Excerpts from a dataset
▬▬▬▬▬▬

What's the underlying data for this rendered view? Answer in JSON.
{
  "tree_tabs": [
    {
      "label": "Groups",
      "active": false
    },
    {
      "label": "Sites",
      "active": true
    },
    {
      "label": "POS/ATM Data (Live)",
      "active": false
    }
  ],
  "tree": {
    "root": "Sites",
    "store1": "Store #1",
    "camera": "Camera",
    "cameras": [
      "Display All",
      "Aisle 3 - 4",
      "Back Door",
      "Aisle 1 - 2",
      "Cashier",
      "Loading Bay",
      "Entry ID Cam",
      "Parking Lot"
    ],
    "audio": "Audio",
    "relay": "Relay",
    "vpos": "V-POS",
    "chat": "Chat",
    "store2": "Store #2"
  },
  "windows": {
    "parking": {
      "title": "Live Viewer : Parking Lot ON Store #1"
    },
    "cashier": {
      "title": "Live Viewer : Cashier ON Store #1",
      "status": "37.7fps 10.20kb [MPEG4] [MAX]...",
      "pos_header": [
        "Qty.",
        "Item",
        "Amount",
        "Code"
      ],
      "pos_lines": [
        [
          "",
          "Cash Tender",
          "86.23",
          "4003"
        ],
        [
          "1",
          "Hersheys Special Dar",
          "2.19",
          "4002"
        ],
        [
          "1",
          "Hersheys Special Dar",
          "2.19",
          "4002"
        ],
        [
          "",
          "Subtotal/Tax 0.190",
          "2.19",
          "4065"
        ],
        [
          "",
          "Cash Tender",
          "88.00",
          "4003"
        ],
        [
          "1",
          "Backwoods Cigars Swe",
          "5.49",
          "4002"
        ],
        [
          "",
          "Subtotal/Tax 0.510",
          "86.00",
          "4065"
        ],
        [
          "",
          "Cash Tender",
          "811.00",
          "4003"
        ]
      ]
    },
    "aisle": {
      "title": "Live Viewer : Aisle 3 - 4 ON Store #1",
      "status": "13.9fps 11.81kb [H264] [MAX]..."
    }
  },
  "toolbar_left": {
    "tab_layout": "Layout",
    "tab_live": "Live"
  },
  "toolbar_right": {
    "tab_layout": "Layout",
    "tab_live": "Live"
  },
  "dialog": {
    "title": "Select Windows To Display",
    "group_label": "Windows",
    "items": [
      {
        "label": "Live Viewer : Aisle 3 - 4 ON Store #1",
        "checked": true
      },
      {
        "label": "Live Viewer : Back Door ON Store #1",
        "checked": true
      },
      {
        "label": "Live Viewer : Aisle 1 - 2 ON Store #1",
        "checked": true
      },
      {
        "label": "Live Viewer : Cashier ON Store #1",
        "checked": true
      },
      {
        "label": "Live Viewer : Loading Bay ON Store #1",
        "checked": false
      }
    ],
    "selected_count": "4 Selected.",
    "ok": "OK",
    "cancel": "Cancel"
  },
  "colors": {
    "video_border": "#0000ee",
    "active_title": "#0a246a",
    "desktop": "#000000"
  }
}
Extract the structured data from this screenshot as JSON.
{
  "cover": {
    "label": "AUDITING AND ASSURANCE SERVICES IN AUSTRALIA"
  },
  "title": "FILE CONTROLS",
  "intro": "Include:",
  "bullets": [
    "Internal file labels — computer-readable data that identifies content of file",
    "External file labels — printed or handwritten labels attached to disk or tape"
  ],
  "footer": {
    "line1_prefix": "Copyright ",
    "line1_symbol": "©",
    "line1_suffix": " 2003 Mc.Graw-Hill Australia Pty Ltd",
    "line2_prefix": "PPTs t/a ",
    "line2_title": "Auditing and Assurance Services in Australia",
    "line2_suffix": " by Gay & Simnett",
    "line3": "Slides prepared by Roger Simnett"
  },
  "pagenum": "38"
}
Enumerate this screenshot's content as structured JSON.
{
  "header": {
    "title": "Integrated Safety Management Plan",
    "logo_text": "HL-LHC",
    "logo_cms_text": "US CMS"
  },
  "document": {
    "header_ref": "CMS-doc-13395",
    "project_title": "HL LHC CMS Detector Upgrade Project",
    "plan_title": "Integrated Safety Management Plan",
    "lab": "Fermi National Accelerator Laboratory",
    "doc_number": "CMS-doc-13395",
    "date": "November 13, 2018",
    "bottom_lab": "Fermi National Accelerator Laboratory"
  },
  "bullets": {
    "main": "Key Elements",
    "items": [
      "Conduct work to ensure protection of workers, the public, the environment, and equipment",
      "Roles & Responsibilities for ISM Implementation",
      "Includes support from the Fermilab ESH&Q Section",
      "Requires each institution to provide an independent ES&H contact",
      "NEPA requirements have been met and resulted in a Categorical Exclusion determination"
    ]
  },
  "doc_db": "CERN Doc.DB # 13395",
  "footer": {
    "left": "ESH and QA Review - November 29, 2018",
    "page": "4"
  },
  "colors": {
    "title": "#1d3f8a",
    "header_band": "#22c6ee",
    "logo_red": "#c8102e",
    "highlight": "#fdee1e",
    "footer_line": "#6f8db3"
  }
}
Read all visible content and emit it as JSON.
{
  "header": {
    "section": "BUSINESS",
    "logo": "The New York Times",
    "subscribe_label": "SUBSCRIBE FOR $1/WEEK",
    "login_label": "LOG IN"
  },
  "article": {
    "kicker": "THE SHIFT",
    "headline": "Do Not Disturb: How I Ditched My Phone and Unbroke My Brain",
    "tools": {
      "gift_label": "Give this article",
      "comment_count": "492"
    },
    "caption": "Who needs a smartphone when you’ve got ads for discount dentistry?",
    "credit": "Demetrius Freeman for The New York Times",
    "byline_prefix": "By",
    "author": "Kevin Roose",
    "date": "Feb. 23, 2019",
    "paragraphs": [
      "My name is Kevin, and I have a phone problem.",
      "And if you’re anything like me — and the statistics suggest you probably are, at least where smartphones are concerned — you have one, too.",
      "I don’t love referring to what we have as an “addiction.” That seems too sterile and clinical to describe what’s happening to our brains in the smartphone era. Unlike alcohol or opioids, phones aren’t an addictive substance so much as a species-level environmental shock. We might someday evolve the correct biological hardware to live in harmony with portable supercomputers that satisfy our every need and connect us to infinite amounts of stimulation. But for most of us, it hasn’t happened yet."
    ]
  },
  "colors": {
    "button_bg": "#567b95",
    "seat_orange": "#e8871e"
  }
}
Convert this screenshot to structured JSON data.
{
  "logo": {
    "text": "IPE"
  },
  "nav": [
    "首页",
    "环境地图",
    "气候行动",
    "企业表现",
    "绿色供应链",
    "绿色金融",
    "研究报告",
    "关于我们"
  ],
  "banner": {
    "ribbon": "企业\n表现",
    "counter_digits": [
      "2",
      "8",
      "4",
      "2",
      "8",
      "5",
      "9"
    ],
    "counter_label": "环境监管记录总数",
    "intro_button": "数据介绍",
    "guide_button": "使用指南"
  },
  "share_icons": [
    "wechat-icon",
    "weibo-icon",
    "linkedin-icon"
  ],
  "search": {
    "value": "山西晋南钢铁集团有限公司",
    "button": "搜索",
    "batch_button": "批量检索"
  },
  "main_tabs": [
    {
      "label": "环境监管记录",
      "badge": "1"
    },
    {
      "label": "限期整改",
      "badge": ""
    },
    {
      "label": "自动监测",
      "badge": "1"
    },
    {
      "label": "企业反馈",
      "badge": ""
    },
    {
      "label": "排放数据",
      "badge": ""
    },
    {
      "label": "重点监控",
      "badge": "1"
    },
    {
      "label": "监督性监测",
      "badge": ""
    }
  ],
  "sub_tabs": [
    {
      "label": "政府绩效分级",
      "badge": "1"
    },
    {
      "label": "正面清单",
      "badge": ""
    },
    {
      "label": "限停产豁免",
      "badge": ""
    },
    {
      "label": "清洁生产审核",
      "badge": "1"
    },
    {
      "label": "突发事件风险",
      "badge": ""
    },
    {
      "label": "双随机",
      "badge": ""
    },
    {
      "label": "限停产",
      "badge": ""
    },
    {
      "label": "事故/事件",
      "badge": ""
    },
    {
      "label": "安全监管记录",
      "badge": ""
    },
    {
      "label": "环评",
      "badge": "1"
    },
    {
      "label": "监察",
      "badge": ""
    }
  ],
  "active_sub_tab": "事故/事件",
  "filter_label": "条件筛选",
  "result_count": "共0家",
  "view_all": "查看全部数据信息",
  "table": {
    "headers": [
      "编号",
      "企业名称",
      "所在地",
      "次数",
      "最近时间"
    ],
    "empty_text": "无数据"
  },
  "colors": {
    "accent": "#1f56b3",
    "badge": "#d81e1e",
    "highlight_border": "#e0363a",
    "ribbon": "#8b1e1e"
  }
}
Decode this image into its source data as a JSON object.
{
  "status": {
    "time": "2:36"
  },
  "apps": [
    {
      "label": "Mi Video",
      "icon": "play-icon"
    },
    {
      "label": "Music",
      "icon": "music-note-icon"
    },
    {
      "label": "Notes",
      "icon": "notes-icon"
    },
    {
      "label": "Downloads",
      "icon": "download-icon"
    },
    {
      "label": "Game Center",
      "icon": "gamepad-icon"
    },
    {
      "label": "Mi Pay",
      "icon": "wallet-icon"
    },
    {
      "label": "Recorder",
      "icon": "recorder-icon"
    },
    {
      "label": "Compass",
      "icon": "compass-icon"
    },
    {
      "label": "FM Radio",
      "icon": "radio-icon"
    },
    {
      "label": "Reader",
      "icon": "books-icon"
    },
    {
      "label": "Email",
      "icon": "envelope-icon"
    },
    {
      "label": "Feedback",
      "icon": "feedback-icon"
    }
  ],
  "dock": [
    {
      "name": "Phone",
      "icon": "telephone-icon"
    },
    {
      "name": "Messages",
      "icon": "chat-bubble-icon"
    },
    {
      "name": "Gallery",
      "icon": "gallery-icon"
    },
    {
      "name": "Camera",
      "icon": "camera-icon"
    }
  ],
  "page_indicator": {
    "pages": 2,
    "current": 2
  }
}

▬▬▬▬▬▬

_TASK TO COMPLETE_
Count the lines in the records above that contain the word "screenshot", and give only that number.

_RESPONSE AREA_
3